Interface dataset entries
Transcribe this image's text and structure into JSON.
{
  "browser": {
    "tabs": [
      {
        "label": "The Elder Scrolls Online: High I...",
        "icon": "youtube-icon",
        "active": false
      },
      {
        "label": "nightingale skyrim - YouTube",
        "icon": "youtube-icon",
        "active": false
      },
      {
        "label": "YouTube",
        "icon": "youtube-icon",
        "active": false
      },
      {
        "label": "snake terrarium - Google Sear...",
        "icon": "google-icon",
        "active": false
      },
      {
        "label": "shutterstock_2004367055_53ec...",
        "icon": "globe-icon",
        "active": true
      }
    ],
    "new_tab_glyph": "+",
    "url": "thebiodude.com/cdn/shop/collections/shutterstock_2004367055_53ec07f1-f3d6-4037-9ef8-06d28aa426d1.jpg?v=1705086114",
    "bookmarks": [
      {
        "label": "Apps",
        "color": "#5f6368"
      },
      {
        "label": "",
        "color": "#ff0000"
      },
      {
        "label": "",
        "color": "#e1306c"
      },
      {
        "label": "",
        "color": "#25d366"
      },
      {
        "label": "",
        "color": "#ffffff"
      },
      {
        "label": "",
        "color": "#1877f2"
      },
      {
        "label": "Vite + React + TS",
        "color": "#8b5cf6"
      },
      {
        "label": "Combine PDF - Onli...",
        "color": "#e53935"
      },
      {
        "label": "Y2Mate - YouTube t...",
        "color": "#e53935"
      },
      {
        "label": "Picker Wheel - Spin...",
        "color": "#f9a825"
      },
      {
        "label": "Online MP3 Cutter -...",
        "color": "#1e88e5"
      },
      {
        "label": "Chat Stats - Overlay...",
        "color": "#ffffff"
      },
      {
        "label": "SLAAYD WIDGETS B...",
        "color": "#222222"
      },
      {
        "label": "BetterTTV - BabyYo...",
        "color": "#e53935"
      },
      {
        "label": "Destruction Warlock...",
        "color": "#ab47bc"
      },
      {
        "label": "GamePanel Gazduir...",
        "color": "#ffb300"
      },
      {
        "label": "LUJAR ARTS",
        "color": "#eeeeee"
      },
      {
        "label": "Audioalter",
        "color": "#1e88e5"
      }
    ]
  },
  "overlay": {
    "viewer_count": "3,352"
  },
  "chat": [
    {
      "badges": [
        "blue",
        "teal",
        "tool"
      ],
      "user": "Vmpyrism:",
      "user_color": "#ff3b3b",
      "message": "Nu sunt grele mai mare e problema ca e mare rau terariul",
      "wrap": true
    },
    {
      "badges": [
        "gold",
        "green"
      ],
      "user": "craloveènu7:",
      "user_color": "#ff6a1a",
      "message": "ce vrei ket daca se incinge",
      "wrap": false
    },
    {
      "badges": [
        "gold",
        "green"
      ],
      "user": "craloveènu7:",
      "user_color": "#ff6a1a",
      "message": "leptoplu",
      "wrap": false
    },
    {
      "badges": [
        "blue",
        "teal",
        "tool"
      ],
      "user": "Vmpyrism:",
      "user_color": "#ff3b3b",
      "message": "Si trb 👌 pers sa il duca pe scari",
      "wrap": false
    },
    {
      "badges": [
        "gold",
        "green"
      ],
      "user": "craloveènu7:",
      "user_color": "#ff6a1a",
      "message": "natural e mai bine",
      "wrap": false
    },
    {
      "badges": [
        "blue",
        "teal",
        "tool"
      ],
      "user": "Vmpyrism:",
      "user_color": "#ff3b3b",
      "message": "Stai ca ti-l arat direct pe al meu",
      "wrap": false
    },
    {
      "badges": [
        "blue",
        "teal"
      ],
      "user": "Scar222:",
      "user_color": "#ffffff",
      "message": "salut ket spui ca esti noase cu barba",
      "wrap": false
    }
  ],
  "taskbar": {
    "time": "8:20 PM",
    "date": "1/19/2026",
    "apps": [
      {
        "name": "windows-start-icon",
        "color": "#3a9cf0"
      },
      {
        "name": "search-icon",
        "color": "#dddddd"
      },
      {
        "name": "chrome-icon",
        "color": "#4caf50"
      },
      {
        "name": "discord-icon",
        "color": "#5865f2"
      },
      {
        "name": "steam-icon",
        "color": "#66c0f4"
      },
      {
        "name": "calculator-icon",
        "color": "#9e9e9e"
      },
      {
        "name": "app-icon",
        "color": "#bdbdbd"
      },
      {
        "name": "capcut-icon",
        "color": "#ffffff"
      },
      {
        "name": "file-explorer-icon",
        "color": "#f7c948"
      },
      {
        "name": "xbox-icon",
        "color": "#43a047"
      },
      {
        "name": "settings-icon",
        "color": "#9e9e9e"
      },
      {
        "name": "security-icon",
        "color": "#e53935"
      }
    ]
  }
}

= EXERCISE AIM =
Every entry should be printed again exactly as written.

= RESPONSE BOX =
Transcribe this image's text and structure into JSON.
{
  "browser": {
    "tabs": [
      {
        "label": "The Elder Scrolls Online: High I...",
        "icon": "youtube-icon",
        "active": false
      },
      {
        "label": "nightingale skyrim - YouTube",
        "icon": "youtube-icon",
        "active": false
      },
      {
        "label": "YouTube",
        "icon": "youtube-icon",
        "active": false
      },
      {
        "label": "snake terrarium - Google Sear...",
        "icon": "google-icon",
        "active": false
      },
      {
        "label": "shutterstock_2004367055_53ec...",
        "icon": "globe-icon",
        "active": true
      }
    ],
    "new_tab_glyph": "+",
    "url": "thebiodude.com/cdn/shop/collections/shutterstock_2004367055_53ec07f1-f3d6-4037-9ef8-06d28aa426d1.jpg?v=1705086114",
    "bookmarks": [
      {
        "label": "Apps",
        "color": "#5f6368"
      },
      {
        "label": "",
        "color": "#ff0000"
      },
      {
        "label": "",
        "color": "#e1306c"
      },
      {
        "label": "",
        "color": "#25d366"
      },
      {
        "label": "",
        "color": "#ffffff"
      },
      {
        "label": "",
        "color": "#1877f2"
      },
      {
        "label": "Vite + React + TS",
        "color": "#8b5cf6"
      },
      {
        "label": "Combine PDF - Onli...",
        "color": "#e53935"
      },
      {
        "label": "Y2Mate - YouTube t...",
        "color": "#e53935"
      },
      {
        "label": "Picker Wheel - Spin...",
        "color": "#f9a825"
      },
      {
        "label": "Online MP3 Cutter -...",
        "color": "#1e88e5"
      },
      {
        "label": "Chat Stats - Overlay...",
        "color": "#ffffff"
      },
      {
        "label": "SLAAYD WIDGETS B...",
        "color": "#222222"
      },
      {
        "label": "BetterTTV - BabyYo...",
        "color": "#e53935"
      },
      {
        "label": "Destruction Warlock...",
        "color": "#ab47bc"
      },
      {
        "label": "GamePanel Gazduir...",
        "color": "#ffb300"
      },
      {
        "label": "LUJAR ARTS",
        "color": "#eeeeee"
      },
      {
        "label": "Audioalter",
        "color": "#1e88e5"
      }
    ]
  },
  "overlay": {
    "viewer_count": "3,352"
  },
  "chat": [
    {
      "badges": [
        "blue",
        "teal",
        "tool"
      ],
      "user": "Vmpyrism:",
      "user_color": "#ff3b3b",
      "message": "Nu sunt grele mai mare e problema ca e mare rau terariul",
      "wrap": true
    },
    {
      "badges": [
        "gold",
        "green"
      ],
      "user": "craloveènu7:",
      "user_color": "#ff6a1a",
      "message": "ce vrei ket daca se incinge",
      "wrap": false
    },
    {
      "badges": [
        "gold",
        "green"
      ],
      "user": "craloveènu7:",
      "user_color": "#ff6a1a",
      "message": "leptoplu",
      "wrap": false
    },
    {
      "badges": [
        "blue",
        "teal",
        "tool"
      ],
      "user": "Vmpyrism:",
      "user_color": "#ff3b3b",
      "message": "Si trb 👌 pers sa il duca pe scari",
      "wrap": false
    },
    {
      "badges": [
        "gold",
        "green"
      ],
      "user": "craloveènu7:",
      "user_color": "#ff6a1a",
      "message": "natural e mai bine",
      "wrap": false
    },
    {
      "badges": [
        "blue",
        "teal",
        "tool"
      ],
      "user": "Vmpyrism:",
      "user_color": "#ff3b3b",
      "message": "Stai ca ti-l arat direct pe al meu",
      "wrap": false
    },
    {
      "badges": [
        "blue",
        "teal"
      ],
      "user": "Scar222:",
      "user_color": "#ffffff",
      "message": "salut ket spui ca esti noase cu barba",
      "wrap": false
    }
  ],
  "taskbar": {
    "time": "8:20 PM",
    "date": "1/19/2026",
    "apps": [
      {
        "name": "windows-start-icon",
        "color": "#3a9cf0"
      },
      {
        "name": "search-icon",
        "color": "#dddddd"
      },
      {
        "name": "chrome-icon",
        "color": "#4caf50"
      },
      {
        "name": "discord-icon",
        "color": "#5865f2"
      },
      {
        "name": "steam-icon",
        "color": "#66c0f4"
      },
      {
        "name": "calculator-icon",
        "color": "#9e9e9e"
      },
      {
        "name": "app-icon",
        "color": "#bdbdbd"
      },
      {
        "name": "capcut-icon",
        "color": "#ffffff"
      },
      {
        "name": "file-explorer-icon",
        "color": "#f7c948"
      },
      {
        "name": "xbox-icon",
        "color": "#43a047"
      },
      {
        "name": "settings-icon",
        "color": "#9e9e9e"
      },
      {
        "name": "security-icon",
        "color": "#e53935"
      }
    ]
  }
}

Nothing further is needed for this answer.